Assignment: Report every line from the following entries that contains the string "Development".

[Items listed in a dataset]
-.-.-

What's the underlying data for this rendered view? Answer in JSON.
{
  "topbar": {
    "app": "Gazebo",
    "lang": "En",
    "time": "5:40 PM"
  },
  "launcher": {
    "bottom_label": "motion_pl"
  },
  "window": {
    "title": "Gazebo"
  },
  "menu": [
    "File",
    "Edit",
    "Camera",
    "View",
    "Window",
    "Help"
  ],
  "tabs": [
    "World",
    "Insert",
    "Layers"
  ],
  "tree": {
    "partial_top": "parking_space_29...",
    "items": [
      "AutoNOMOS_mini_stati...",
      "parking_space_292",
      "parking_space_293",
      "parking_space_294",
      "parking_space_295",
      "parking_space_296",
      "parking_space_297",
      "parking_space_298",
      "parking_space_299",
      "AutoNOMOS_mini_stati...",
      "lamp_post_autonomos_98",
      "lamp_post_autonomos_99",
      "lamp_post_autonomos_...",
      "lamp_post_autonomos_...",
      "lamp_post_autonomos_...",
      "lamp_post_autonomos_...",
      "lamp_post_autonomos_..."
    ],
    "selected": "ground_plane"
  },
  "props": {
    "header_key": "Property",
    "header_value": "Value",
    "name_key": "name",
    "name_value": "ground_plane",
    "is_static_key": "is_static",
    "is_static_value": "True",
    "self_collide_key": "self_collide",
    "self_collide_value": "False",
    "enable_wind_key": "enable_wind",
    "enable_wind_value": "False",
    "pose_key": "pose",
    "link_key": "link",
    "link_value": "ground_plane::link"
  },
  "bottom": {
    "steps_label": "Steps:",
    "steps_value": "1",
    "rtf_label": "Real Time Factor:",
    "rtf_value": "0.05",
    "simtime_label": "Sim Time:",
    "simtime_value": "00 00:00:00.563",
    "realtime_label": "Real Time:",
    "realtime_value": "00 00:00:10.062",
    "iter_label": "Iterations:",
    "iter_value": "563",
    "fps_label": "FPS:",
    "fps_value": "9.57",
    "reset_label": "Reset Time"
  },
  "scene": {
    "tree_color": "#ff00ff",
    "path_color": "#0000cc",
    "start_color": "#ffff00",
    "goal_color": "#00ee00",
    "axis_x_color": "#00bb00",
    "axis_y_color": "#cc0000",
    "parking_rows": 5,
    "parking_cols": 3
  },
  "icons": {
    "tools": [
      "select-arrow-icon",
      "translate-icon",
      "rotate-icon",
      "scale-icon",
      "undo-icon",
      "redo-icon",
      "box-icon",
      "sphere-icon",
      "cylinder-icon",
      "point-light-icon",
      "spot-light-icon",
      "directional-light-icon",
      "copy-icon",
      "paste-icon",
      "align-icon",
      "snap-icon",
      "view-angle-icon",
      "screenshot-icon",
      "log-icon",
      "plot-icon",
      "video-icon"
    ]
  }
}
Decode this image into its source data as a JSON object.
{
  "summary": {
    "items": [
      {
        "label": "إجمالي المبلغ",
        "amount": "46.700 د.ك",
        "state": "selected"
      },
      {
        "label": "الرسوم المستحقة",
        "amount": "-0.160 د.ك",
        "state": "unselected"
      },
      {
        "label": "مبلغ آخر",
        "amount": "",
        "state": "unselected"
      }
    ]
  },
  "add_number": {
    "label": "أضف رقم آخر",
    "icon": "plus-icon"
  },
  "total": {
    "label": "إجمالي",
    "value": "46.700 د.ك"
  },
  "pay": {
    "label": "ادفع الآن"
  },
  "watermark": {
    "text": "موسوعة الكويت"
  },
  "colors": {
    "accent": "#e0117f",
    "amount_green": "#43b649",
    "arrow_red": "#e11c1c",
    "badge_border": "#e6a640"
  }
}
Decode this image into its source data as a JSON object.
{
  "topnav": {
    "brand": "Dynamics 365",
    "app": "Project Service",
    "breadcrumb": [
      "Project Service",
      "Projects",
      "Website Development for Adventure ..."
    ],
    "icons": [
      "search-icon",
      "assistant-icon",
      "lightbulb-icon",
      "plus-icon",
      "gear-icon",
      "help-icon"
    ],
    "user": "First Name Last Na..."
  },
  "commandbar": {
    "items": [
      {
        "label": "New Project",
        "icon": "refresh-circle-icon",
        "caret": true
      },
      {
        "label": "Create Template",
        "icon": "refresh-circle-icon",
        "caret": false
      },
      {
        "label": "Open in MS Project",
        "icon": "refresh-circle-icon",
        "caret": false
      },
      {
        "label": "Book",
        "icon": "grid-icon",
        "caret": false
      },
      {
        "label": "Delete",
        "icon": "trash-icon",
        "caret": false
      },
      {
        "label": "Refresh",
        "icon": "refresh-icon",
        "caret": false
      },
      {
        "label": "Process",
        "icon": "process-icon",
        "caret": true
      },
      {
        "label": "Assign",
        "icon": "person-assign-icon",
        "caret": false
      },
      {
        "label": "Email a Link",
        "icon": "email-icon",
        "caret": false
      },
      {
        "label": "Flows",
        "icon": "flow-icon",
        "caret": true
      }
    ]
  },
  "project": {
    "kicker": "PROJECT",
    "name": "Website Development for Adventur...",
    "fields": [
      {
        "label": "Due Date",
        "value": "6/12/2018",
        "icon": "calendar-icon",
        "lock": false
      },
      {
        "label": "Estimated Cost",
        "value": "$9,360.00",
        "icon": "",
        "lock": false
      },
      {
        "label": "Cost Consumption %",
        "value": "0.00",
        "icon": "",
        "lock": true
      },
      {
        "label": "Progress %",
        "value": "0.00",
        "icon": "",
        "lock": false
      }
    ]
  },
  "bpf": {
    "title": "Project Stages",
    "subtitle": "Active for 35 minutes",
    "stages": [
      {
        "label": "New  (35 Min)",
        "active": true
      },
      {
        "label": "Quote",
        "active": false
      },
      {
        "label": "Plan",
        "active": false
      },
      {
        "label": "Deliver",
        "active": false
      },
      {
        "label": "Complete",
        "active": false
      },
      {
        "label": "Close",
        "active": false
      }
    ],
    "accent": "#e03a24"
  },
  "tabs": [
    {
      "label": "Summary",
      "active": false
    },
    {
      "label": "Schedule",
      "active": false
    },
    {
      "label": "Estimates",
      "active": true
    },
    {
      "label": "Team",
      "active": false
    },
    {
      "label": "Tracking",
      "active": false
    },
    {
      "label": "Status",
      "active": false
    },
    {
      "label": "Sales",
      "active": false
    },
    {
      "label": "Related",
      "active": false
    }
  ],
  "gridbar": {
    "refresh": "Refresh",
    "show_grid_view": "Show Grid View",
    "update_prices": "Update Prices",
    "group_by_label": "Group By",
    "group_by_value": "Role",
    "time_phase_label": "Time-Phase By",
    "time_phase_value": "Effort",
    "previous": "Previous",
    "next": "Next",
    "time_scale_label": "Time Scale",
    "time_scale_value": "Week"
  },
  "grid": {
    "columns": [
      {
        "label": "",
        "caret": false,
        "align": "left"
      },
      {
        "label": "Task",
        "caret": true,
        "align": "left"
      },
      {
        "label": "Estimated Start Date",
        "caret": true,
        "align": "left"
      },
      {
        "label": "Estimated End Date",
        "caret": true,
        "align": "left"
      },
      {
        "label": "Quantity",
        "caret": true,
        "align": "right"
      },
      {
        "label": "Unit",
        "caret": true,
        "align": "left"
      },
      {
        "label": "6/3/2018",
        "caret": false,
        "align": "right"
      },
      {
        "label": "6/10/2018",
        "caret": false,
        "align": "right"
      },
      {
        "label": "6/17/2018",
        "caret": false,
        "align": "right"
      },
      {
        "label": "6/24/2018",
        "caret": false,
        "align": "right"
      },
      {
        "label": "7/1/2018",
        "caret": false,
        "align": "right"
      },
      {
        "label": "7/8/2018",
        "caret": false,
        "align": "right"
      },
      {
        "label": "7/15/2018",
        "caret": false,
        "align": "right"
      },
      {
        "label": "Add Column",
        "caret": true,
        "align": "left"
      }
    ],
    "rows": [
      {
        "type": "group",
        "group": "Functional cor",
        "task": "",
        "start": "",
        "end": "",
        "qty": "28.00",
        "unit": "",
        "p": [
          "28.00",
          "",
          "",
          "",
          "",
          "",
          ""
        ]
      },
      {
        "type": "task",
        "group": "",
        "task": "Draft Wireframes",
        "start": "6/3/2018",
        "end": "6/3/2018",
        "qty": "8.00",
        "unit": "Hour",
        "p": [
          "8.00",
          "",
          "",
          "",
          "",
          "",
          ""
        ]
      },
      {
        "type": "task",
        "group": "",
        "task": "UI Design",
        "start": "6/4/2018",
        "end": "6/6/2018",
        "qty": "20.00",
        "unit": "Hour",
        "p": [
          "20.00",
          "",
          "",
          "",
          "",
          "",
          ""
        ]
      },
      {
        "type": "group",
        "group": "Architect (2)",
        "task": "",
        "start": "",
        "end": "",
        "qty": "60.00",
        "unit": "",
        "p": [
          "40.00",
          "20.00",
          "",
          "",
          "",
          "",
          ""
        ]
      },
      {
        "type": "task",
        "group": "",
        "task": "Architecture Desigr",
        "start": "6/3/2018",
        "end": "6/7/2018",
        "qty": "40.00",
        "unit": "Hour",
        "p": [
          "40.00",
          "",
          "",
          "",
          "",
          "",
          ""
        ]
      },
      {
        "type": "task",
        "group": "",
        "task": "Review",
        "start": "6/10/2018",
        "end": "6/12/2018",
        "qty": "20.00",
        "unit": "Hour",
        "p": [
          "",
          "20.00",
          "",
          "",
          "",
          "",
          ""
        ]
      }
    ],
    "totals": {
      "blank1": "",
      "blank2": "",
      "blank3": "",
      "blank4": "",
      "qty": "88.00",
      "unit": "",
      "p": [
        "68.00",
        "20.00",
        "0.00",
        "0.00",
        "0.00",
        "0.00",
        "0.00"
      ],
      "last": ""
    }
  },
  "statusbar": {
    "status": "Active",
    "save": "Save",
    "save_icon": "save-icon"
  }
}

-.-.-

Expected answer:
      "Website Development for Adventure ..."
    "name": "Website Development for Adventur...",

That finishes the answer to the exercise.